Back in 8th grade (late 90s for me), music was tough to get. Streaming music was certainly not around quite yet. Listening to music required buying CDs at almost $20 per album, which was a steep price for a kid on an allowance. Buying CDs to discover new music was out of the question at that price. Instead, 100% of the new music I heard about came through the radio or as suggestions from friends.
However, all of the sudden Napster burst onto the scene and changed everything about music. Suddenly I was no longer limited to saving up for multiple months just to purchase a single CD from a well-known band. I could download and sample as much music as my parents’ internet bandwidth could accommodate.
It’s impossible for me to say where I first heard the band Refused. I know for sure that none of my friends listened to that kind of music, so my only guesses are that I either heard it on Live 105.3 FM or randomly happened to download their songs on Napster. Either way, I was definitely an outlier in my appreciation of their music.

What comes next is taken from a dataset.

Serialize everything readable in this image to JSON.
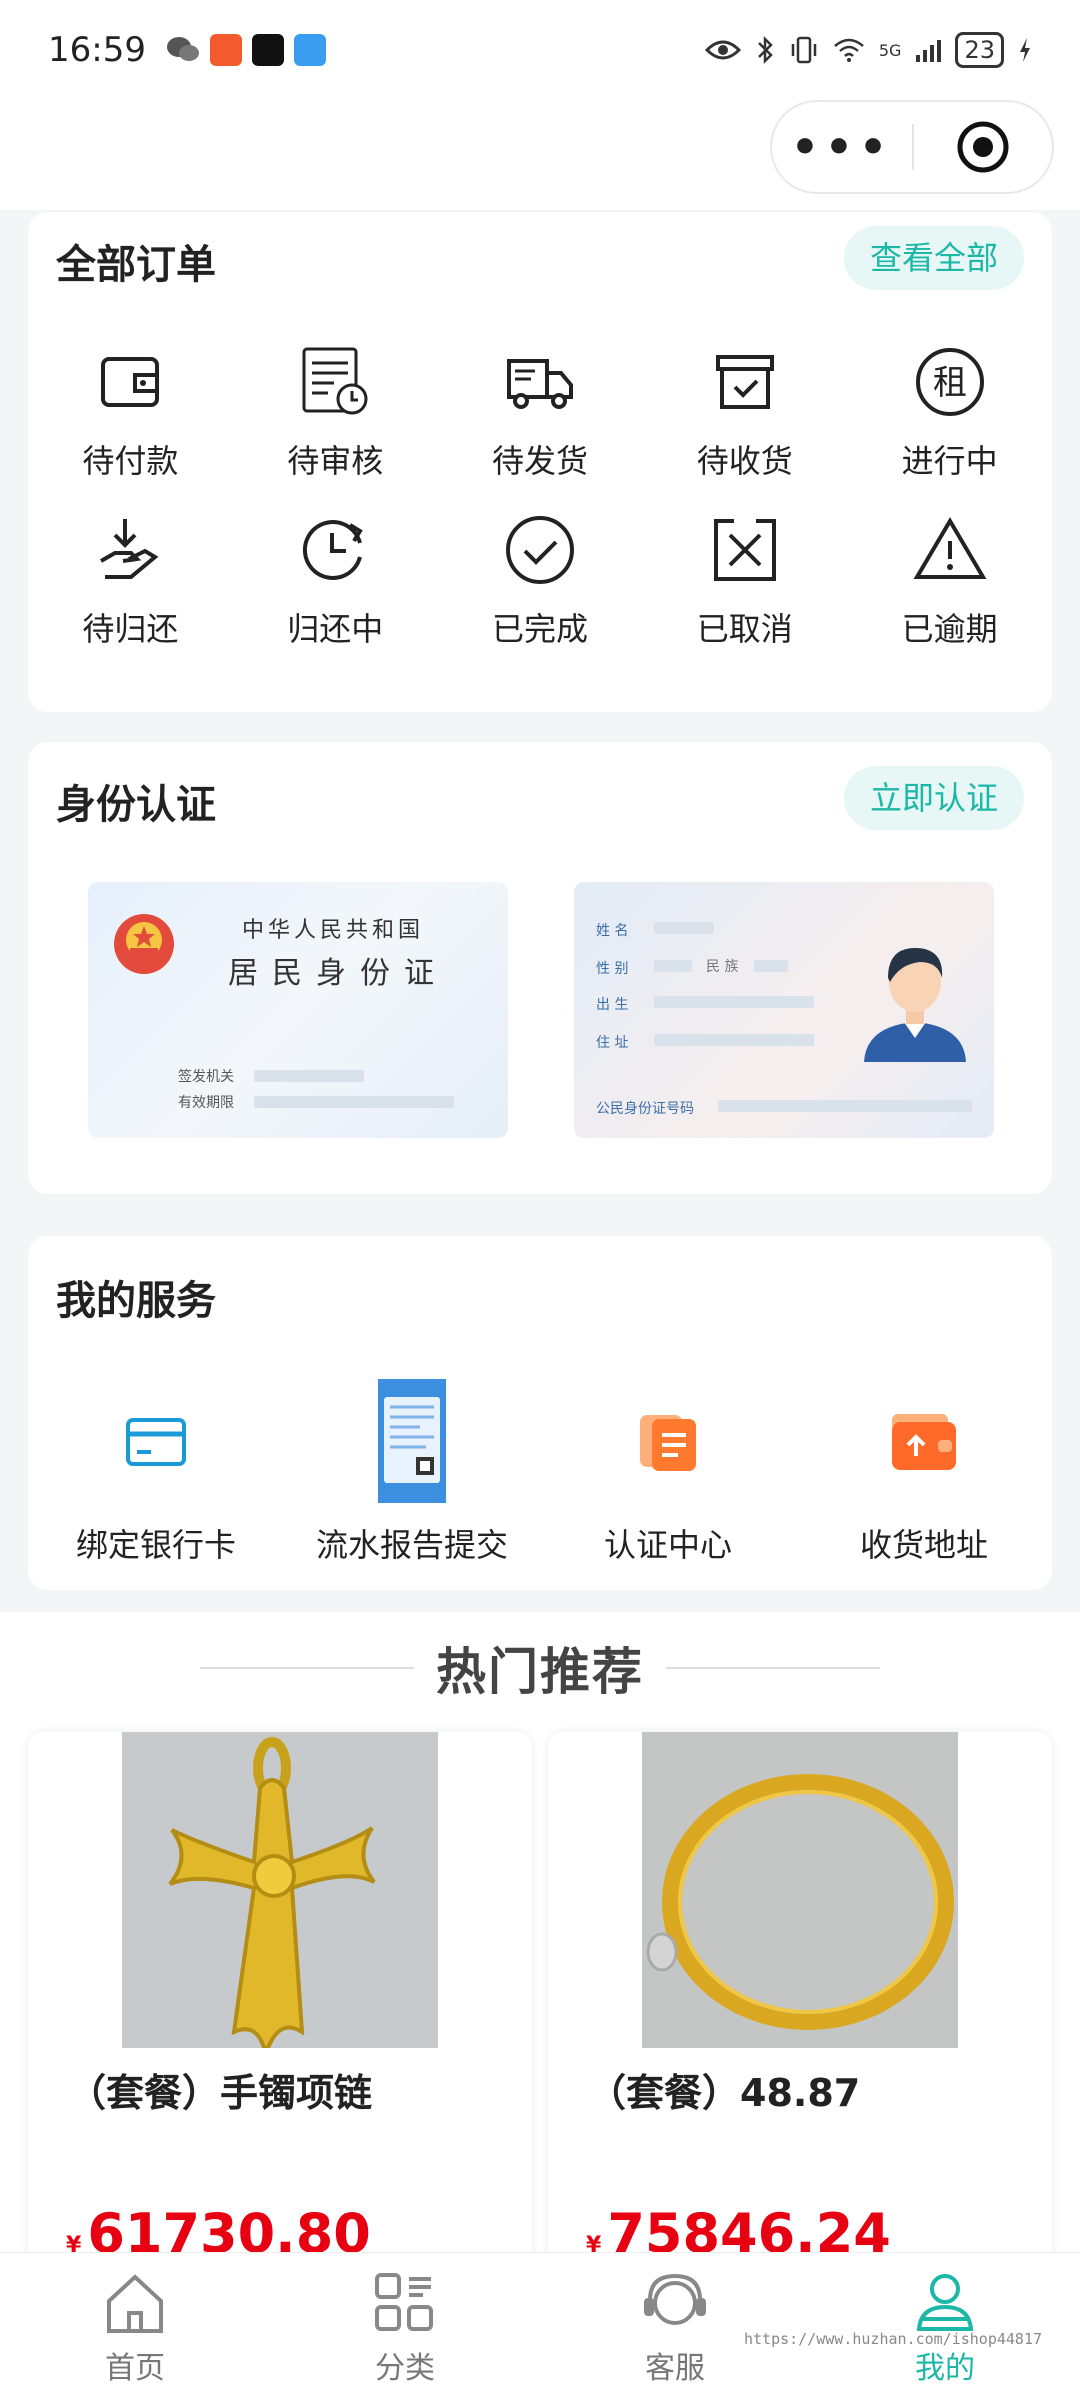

I remember driving with my friend and his older brother shortly after I discovered Refused. At the time, “cool” was the last word anyone would have used to describe me and I know my friend’s older brother looked down on me. However, when I told him to play ‘New Noise’ by Refused and the first verse came on, he turned to give me a look that said, “Where the fuck did this come from?!? This music is amazing!” In that moment, I learned the power of respect that can be given to you by someone who appreciates your taste in music. This experience also explains the bitterness I felt towards the friends I developed in college who all claimed my taste in music was shit, but that’s a story for another blog post.
Refused is a Swedish punk rock band which was primarily active from 1991 to 1998. To my knowledge, the band is a mainstay of 90s punk rock and anyone who likes the genre has the song ‘New Noise’ somewhere in their music collection. However, much like a famous Renaissance artist the band only gained popularity and fame after they had broken up in 1998.
All of these factors together leave me truly scratching my head as to how an unpopular, musically-ignorant 8th grader from the Bay Area, California could have discovered Refused in the late 1990s when music discovery on the internet was not a thing and the band was not well known.